How important budgeting is when you’re publishing two or three books a year — having great months around releases but then watching things wane until the next release.
How he keeps newsletter subscribers interested in between releases.
How he often launches into the Top 100 on Amazon with a new novel.
What Novelists, Inc. (NINC) is and why authors might want to join the organization.
The annual NINC conference and why it’s more advanced than the majority of publishing conferences.
This week, the guys talked about the various tools and services they use as professional authors. Everything is listed below with links to the sites. The guys also gave some tips for increasing engagement on Facebook and Twitter and really using those social media platforms to help turn casual readers into fans–and maybe even attract new fans!
This week, we chatted writing, publishing, and marketing hard science fiction with Gerald M. Kilby. He’s not the fastest writer, putting out around two novels a year these days, but he manages to keep his books selling well between releases, and he earned more than $100K last year. We asked him all about that, Amazon and Facebook advertising, and what he’s doing for newsletters, social media, and the like.
Here are some of the specifics that we covered:
How the ever-shrinking science fiction section in the physical bookstores helped Gerald decide to start writing his own stories.
Bypassing traditional publishing, since agents weren’t looking for hard sci-fi, and going straight to self-publishing.
Whether or not hard sci-fi readers are more nitpicky in insisting that the science be right.
Some of the mistakes he made with his first novel, a techno-thriller.
How the science fiction genre appeared to have much more potential to him.
How the popularity of The Martian seemed to help with Mars-related fiction when Gerald was starting out.
What he’s done to keep the ball rolling.
Realizing he couldn’t rely on Amazon’s algorithms to keep his books selling, especially when he had many months between releases.
Getting involved in Facebook and Amazon ads and which he likes better for what.
Having luck with letting Amazon choose automatic keywords in their ad system, instead of going in and picking them all by hand.
The challenges of maintaining a positive return-on-investment with Facebook and Amazon ads when you don’t have a huge series and can’t afford to spend as much to get a sale of a Book 1.
Changes to the Amazon advertising system of late and what authors need to watch out for with the higher suggested bids.
How he uses his mailing list and what a book launch looks for him these days.
Jeffery is a superhero fiction author and also has a new non-fiction title out, Writing for Life: Living the Impossible Dream. We talked about superheroes and how the fantasy subgenre is doing, and we also talked about some of the mindset issues that beginning authors face and that may be holding them back from publishing and becoming successful.

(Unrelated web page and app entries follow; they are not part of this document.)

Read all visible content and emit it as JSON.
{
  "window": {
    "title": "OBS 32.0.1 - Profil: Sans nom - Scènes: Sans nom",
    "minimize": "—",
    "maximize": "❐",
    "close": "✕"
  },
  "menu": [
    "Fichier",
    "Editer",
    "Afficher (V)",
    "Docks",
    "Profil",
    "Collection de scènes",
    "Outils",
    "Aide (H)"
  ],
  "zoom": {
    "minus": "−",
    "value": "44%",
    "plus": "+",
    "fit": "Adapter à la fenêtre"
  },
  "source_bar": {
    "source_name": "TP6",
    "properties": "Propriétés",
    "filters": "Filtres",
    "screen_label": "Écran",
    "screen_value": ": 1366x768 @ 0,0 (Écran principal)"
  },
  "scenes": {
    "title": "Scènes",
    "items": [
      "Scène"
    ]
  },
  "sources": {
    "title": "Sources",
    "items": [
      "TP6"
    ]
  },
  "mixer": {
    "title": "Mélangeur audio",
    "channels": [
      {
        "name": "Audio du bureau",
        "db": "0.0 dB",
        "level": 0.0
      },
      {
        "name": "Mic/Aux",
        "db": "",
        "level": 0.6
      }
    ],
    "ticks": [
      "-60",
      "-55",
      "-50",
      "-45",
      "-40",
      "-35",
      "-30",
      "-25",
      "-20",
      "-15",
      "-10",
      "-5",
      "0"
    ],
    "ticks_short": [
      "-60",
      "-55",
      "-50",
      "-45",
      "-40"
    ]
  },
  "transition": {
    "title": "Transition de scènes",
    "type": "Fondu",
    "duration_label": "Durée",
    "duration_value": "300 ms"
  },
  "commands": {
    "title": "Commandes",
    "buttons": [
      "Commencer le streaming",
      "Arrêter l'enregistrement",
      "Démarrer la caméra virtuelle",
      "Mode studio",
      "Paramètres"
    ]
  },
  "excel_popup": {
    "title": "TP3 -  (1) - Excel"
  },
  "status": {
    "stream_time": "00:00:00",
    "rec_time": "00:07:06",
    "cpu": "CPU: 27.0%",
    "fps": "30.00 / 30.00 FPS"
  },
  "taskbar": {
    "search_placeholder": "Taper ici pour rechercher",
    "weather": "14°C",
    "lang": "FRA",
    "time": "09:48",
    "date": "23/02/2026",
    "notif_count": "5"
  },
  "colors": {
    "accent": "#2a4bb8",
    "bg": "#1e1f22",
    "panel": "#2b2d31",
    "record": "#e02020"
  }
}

Here are some of the specifics that we covered:
Keeping a series selling past six installments.
Launching a new series in the same universe.

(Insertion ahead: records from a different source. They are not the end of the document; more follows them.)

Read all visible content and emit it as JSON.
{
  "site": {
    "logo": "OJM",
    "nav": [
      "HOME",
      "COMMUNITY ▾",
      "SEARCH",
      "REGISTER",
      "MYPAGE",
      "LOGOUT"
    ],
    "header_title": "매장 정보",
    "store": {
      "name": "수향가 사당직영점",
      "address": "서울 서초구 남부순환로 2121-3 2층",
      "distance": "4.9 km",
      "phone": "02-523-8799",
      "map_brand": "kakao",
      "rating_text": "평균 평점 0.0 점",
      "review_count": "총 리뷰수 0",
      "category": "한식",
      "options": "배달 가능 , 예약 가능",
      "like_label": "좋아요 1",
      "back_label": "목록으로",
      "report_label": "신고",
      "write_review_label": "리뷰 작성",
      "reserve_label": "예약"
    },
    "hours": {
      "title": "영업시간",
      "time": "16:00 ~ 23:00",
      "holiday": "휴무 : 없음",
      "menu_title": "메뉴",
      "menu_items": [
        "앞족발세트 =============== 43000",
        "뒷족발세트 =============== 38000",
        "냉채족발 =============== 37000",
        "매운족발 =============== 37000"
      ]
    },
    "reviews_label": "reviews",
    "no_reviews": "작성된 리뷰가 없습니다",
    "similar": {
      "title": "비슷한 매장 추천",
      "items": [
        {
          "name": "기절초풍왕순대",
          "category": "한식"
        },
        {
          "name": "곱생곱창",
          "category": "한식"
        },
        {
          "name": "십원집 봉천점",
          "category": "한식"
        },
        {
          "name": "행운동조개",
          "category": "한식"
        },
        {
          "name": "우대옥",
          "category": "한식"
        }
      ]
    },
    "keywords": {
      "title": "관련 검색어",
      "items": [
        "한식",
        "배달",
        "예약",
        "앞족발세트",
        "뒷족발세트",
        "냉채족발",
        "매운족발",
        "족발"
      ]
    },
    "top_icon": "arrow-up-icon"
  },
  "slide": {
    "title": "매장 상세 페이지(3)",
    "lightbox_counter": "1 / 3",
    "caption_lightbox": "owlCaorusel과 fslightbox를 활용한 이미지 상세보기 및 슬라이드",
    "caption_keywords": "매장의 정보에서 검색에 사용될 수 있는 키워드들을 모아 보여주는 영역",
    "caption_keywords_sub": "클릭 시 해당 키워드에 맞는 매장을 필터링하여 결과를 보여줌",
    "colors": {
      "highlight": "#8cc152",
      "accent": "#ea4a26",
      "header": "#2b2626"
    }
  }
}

The state of the superhero subgenre as of January 2019.
Whether traditional publishers and authors are in the superhero genre or it’s more dominated by indies.
The earnings potential in the superhero genre.

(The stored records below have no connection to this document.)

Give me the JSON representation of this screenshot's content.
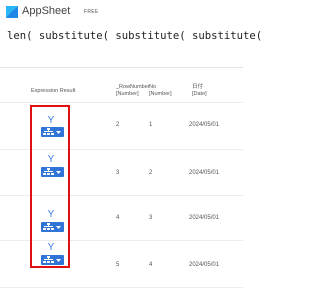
{
  "header": {
    "app_name": "AppSheet",
    "badge": "FREE",
    "logo_icon": "appsheet-logo-icon"
  },
  "formula": "len( substitute( substitute( substitute(",
  "table": {
    "columns": [
      {
        "label": "Expression Result"
      },
      {
        "label": "_RowNumber\n[Number]"
      },
      {
        "label": "No\n[Number]"
      },
      {
        "label": "日付\n[Date]"
      }
    ],
    "rows": [
      {
        "result": "Y",
        "row_number": "2",
        "no": "1",
        "date": "2024/05/01"
      },
      {
        "result": "Y",
        "row_number": "3",
        "no": "2",
        "date": "2024/05/01"
      },
      {
        "result": "Y",
        "row_number": "4",
        "no": "3",
        "date": "2024/05/01"
      },
      {
        "result": "Y",
        "row_number": "5",
        "no": "4",
        "date": "2024/05/01"
      }
    ]
  },
  "colors": {
    "accent": "#2f74d6",
    "result_text": "#3b7de0",
    "highlight": "#e01010"
  }
}
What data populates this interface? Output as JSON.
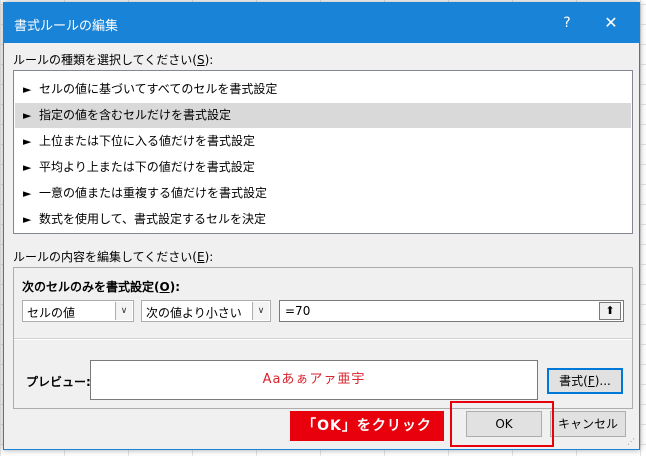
{
  "dialog": {
    "title": "書式ルールの編集",
    "help_glyph": "?",
    "close_glyph": "✕"
  },
  "rule_type": {
    "label_prefix": "ルールの種類を選択してください(",
    "label_key": "S",
    "label_suffix": "):",
    "arrow_glyph": "►",
    "items": [
      {
        "label": "セルの値に基づいてすべてのセルを書式設定",
        "selected": false
      },
      {
        "label": "指定の値を含むセルだけを書式設定",
        "selected": true
      },
      {
        "label": "上位または下位に入る値だけを書式設定",
        "selected": false
      },
      {
        "label": "平均より上または下の値だけを書式設定",
        "selected": false
      },
      {
        "label": "一意の値または重複する値だけを書式設定",
        "selected": false
      },
      {
        "label": "数式を使用して、書式設定するセルを決定",
        "selected": false
      }
    ]
  },
  "rule_edit": {
    "label_prefix": "ルールの内容を編集してください(",
    "label_key": "E",
    "label_suffix": "):",
    "section_prefix": "次のセルのみを書式設定(",
    "section_key": "O",
    "section_suffix": "):",
    "condition_type": "セルの値",
    "operator": "次の値より小さい",
    "value": "=70",
    "collapse_glyph": "⬆",
    "dropdown_glyph": "∨"
  },
  "preview": {
    "label": "プレビュー:",
    "sample_text": "Aaあぁアァ亜宇",
    "sample_color": "#d9232e",
    "format_button_prefix": "書式(",
    "format_button_key": "F",
    "format_button_suffix": ")..."
  },
  "buttons": {
    "ok": "OK",
    "cancel": "キャンセル"
  },
  "annotation": {
    "callout_text": "「OK」をクリック",
    "color": "#e8000d"
  },
  "colors": {
    "titlebar": "#1883d7",
    "dialog_bg": "#f0f0f0",
    "selected_row": "#d9d9d9"
  }
}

Overcoming negative feedback and challenges to pursue your writing dream.
Making smart decisions, working hard, and not relying on luck to succeed.
Whether you have to be born with what it takes to become a writer or if anyone can learn.
When it makes sense to bank novels and rapid release and when you should publish right away to test the waters.
How long an author should give a series before accepting that maybe it’s time to try something else.
Setting realistic expectations for your first books and series.
What marketing Jeff has found works well for him in the superhero genre.
Increasing productivity to publish more books as one shifts to full-time.
In this short episode, Jo and Lindsay jump on the bandwagon and share some of their marketing and publishing (but mostly marketing!) predictions for 2019.
Will Amazon ads expand and offer more opportunities? Or will authors get fed up with the high cost of clicks and flock to something else? Is the mailing list swap dead? Will group promotions become more sophisticated?